Total Time: 3 hours
Serves: 8 persons
A: Pork and Marinade
1½kg pork belly, skin on
2kg coarse sea salt
A few tablespoons water
100g English mustard
3 teaspoons ground fennel
2 teaspoons five-spice powder
1. To marinate pork, using paper towel, pat dry pork. Turn pork skin side down. Using a sharp knife, cut slits approximately 1cm deep into thicker part of the meat.
2. Generously slather mustard over the meat, making sure slits and grooves are also smeared with mustard.
3. Flip pork skin side up and place it on a tray. Wipe away any mustard or liquid on the skin. Put pork in the fridge to marinate for 12 hours or overnight.
4. Preheat oven to 180°C for at least 15 minutes for the 1st roasting.
5. To roast pork in salt crust, place salt into a large mixing bowl. Drizzle water slowly in while mixing it with one hand until salt feels like moist sand but not wet. It should be able to form clumps when you squeeze it with your hand.

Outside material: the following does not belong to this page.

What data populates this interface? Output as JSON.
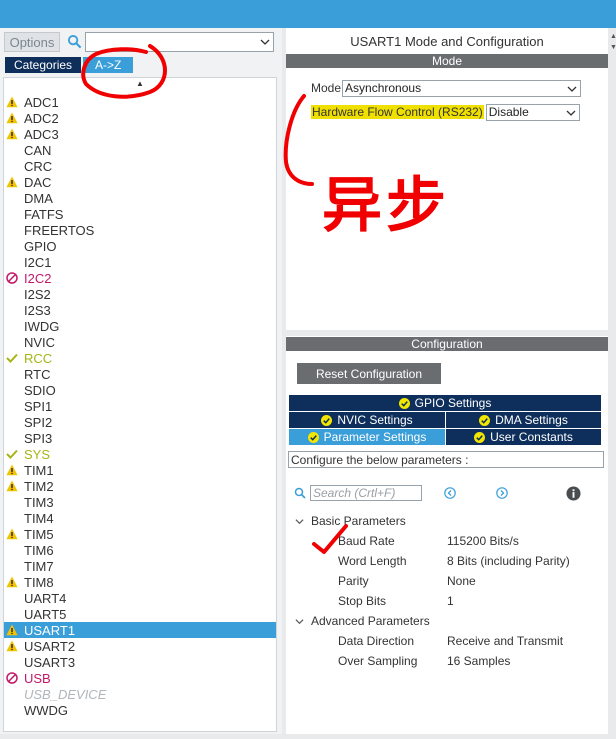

6. To encrust pork, line a large roasting pan large enough for the salt crust to form a border of at least 2cm after pork is placed on it.

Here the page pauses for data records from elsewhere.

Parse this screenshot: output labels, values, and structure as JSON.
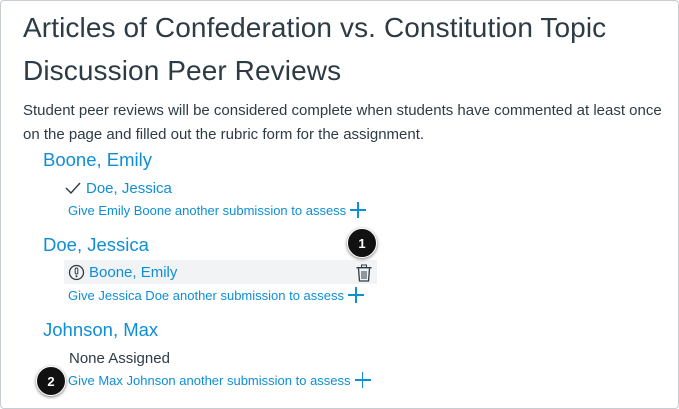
{
  "page": {
    "title": "Articles of Confederation vs. Constitution Topic Discussion Peer Reviews",
    "description": "Student peer reviews will be considered complete when students have commented at least once on the page and filled out the rubric form for the assignment."
  },
  "assessors": [
    {
      "name": "Boone, Emily",
      "assignments": [
        {
          "name": "Doe, Jessica",
          "status": "completed",
          "icon": "checkmark-icon"
        }
      ],
      "give_link": "Give Emily Boone another submission to assess"
    },
    {
      "name": "Doe, Jessica",
      "assignments": [
        {
          "name": "Boone, Emily",
          "status": "incomplete",
          "icon": "warning-circle-icon"
        }
      ],
      "give_link": "Give Jessica Doe another submission to assess"
    },
    {
      "name": "Johnson, Max",
      "none_text": "None Assigned",
      "give_link": "Give Max Johnson another submission to assess"
    }
  ],
  "callouts": [
    "1",
    "2"
  ],
  "colors": {
    "link": "#0e8ed6",
    "text": "#2d3b45",
    "highlight_row": "#f2f3f4",
    "callout": "#111111"
  }
}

7. Spread salt on the base on the tray approximately 2cm thick. Make sure the salt base is larger than slab of pork. Generously spread a layer of the spice mix over the salt base.

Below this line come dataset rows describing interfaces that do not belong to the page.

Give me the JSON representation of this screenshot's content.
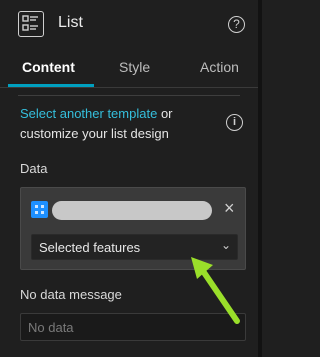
{
  "header": {
    "title": "List",
    "help_icon": "help-circle-icon",
    "help_glyph": "?"
  },
  "tabs": [
    {
      "label": "Content",
      "active": true
    },
    {
      "label": "Style",
      "active": false
    },
    {
      "label": "Action",
      "active": false
    }
  ],
  "template": {
    "link_text": "Select another template",
    "rest_text": "or customize your list design",
    "info_icon": "info-icon",
    "info_glyph": "i"
  },
  "data_section": {
    "label": "Data",
    "source_icon": "feature-layer-icon",
    "remove_glyph": "×",
    "select_value": "Selected features",
    "chevron_glyph": "⌄"
  },
  "no_data": {
    "label": "No data message",
    "placeholder": "No data"
  },
  "colors": {
    "background": "#1f1f1f",
    "accent": "#00a0c0",
    "link": "#35bfdc",
    "annotation_arrow": "#9adf2a"
  }
}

8. Transfer pork onto salt base, skin side up. Wipe off any moisture on pork skin.
Pack salt over the pork, making sure it is compact and fully encrusted with an even thickness of 2cm. If salt is not moist enough, sprinkle water to hold it together.
9. Place pork onto the middle rack in the oven. Roast for 1 hour ensuring that roasting time does not extend beyond 10 minutes at the maximum otherwise the pork will become too salty.
10. Remove pork from oven; leave it to rest at room temperature for 15 to 20 minutes. Meanwhile, line another roasting tray.
11. For the 2nd roasting, preheat oven to 220°C.
12. Remove salt crust from pork. Brush or scrape off any salt off the belly. Place pork onto roasting rack. Using a fork or pork skin pricking tool, pierce skin.
Score pork skin 2cm wide using a sharp knife. This scoring makes it easy to cut the pork after roasting without the crackling shattering.
13. Turn on grill (top heating element) and oven fan. Place tray in upper rack but ensure it is not too close to top heating element. Roast for 30 to 40 minutes.
14. This 2nd roasting is only to develop the crackling on the skin as the meat is already fully cooked in the 1st roasting.
15. Keep a watchful eye on the pork to ensure the skin does not burn. Crackling usually develops after 15 to 20 minutes. Once blisters start emerging on the skin and forms evenly, remove pork promptly from the oven. If the fringes get charred, scrape it off using a serrated-edge butter or steak knife.
16. Let pork rest for at least 20 minutes. Using a chopper, cut along scored lines on the crackling. Enjoy crunching into the skin!
TIP: Pork can adapt to a wide range of aromatic herbs and spices. Alternatively, do it Cantonese style – combine mashed fermented red bean curd with sugar as a marinade. Pork needs at least 6 hours of marinating before roasting in salt crust.
TECHNIQUE: Given Singapore’s high humidity, the salt crust method consistently yields the crunchiest crackling while meat is kept moist. In the 1st roasting, the salt crust thoroughly prepares the skin for swift blistering. As the salt forms a cocoon, it seals in the juices while the meat is gently coaxed to succulence during roasting.
Photos: Lee Mun Yee
Click on STORM-Asia/food for more recipes and reviews of restaurants.
If you have a simple recipe to share, please email it firstname.lastname@example.org.
You may like to try these recipes: